The mayor said both the deadly coronavirus pandemic and police-involved death of George Floyd in Minnesota have led to heightened emotions in the streets.
“The Band-aid was pulled off the sore with COVID-19 in terms of the disparities, racial disparities in health care,” James said. “But it was further highlighted by the reactions to George Floyd’s death.”
The task force, made up of leaders from the African-American and Hispanic communities, law enforcement, State Attorney’s Office, Public Defender’s Office, and more, will work toward three goals:
- Examine the history of racial and ethnic inequities in West Palm Beach
- Look at best practices to address systemic patterns of racial and ethnic disparities
- Adopt policy changes to improve racial equality
“There’s gonna have to be some difficult, honest, candid conversations going on in those rooms,” James said. “One of the big things is recognizing what we have done or not done in the areas of racial justice.”
James pointed out a 2017 economic study which found that West Palm Beach’s poverty rate was 17%
“I’m sure there are some systemic causes leading to that very high poverty rate. Those are the kinds of things I want the task force to begin digging into to see how we can do better,” James said. “I see this as an opportunity. Were I not African-American, maybe I would not have taken this next step.”

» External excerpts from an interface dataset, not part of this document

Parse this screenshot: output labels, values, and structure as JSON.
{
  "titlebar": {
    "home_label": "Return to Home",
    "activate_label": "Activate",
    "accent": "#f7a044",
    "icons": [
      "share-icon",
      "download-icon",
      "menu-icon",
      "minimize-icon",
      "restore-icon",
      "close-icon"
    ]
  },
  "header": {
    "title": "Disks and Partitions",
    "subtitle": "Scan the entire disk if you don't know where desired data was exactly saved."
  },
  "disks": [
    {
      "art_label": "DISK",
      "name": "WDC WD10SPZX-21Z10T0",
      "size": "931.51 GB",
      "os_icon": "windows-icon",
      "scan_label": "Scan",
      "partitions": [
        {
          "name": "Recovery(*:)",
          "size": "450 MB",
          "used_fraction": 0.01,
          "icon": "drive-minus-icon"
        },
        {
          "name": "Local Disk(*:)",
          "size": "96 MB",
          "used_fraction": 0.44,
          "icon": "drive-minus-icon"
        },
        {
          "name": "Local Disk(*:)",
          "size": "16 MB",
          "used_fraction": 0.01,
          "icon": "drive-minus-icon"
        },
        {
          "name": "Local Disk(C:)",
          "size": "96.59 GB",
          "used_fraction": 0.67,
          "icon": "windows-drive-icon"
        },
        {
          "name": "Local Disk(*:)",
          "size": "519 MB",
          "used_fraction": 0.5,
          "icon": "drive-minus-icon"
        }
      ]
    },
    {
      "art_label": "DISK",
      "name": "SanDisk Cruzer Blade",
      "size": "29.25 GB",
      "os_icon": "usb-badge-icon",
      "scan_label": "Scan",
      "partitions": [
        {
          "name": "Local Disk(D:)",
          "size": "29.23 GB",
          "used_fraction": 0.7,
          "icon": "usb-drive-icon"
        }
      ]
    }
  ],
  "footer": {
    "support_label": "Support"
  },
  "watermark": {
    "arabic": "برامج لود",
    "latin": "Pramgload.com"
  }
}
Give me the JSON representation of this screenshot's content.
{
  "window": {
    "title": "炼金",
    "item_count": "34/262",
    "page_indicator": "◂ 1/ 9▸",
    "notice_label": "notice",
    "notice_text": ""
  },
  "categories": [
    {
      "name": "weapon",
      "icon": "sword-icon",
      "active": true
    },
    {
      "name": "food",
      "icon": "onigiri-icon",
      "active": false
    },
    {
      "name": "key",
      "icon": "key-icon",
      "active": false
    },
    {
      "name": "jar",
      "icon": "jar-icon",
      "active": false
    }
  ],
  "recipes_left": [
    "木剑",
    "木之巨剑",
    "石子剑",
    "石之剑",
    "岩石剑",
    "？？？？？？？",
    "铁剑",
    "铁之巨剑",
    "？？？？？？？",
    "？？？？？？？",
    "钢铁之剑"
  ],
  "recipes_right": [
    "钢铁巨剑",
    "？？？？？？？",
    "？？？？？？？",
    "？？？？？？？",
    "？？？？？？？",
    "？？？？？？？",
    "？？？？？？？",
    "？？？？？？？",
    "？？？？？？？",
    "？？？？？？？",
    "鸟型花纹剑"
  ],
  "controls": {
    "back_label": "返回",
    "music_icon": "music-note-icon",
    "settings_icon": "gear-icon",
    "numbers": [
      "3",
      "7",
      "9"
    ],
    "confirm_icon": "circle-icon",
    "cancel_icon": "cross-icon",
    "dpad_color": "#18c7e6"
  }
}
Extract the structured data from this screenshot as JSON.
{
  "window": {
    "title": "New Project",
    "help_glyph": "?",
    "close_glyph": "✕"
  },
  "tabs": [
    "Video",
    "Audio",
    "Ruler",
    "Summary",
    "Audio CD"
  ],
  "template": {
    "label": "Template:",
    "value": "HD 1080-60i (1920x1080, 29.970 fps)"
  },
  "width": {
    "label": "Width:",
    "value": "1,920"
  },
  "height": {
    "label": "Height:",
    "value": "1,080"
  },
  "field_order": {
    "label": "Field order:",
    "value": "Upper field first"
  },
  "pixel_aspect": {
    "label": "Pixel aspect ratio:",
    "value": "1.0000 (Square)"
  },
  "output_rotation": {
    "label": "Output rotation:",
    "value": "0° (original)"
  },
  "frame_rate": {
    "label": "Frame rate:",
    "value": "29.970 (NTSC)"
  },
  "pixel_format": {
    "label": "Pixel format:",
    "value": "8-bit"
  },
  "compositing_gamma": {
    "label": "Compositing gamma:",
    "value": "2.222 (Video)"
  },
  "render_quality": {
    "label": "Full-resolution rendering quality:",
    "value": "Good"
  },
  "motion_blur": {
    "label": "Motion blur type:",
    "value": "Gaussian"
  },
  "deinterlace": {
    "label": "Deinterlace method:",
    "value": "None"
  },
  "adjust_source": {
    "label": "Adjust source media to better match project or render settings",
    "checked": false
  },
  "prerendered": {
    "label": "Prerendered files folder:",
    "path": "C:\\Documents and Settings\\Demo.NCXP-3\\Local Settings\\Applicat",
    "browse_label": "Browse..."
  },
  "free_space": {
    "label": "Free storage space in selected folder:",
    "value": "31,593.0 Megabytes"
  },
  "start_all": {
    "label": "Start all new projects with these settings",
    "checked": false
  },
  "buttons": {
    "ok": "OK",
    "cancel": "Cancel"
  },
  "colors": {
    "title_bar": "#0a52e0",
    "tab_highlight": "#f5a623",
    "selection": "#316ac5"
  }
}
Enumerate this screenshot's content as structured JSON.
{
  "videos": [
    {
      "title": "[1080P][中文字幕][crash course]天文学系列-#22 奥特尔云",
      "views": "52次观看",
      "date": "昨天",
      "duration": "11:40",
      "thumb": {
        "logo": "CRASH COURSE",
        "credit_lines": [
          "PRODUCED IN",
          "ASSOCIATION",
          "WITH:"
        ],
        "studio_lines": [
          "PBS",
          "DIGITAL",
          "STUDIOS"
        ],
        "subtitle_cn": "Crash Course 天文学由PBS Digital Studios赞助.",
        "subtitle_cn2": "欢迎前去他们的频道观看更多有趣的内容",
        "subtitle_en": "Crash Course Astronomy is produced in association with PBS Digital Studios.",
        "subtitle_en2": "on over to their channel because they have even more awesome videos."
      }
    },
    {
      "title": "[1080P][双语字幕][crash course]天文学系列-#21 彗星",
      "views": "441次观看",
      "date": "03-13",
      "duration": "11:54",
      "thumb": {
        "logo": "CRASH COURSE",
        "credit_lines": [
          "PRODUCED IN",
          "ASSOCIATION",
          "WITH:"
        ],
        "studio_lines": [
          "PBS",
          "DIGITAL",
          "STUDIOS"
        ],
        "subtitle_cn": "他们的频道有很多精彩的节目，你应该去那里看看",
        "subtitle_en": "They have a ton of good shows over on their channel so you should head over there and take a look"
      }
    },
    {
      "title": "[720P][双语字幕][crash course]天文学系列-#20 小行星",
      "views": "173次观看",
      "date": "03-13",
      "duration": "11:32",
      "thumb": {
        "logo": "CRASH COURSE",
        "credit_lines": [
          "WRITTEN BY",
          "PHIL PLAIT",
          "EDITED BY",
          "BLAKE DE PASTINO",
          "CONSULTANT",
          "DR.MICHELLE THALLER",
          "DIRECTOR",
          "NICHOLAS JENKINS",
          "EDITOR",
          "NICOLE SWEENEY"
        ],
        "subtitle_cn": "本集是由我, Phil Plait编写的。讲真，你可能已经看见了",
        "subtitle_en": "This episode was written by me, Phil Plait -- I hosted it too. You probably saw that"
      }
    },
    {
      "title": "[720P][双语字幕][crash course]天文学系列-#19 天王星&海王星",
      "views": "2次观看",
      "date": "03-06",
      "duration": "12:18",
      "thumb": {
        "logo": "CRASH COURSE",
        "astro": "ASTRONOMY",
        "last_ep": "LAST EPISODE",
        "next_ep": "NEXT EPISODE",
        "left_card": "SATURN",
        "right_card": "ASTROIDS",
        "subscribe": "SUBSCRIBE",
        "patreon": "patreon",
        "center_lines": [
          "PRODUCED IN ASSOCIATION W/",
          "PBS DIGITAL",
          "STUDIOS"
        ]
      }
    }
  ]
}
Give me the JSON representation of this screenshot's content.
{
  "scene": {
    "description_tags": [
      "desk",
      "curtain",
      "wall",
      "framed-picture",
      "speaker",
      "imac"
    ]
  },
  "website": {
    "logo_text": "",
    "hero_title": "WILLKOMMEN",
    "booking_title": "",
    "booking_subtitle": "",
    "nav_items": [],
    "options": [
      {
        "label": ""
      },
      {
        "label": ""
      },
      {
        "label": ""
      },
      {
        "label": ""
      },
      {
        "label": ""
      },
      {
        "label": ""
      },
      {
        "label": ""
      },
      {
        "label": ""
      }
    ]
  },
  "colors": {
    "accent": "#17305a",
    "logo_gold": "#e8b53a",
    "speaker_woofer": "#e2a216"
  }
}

The mayor said the Task Force for Racial and Ethnic Equality will have until Dec. 30 to submit suggestions for how West Palm Beach can improve its race relations.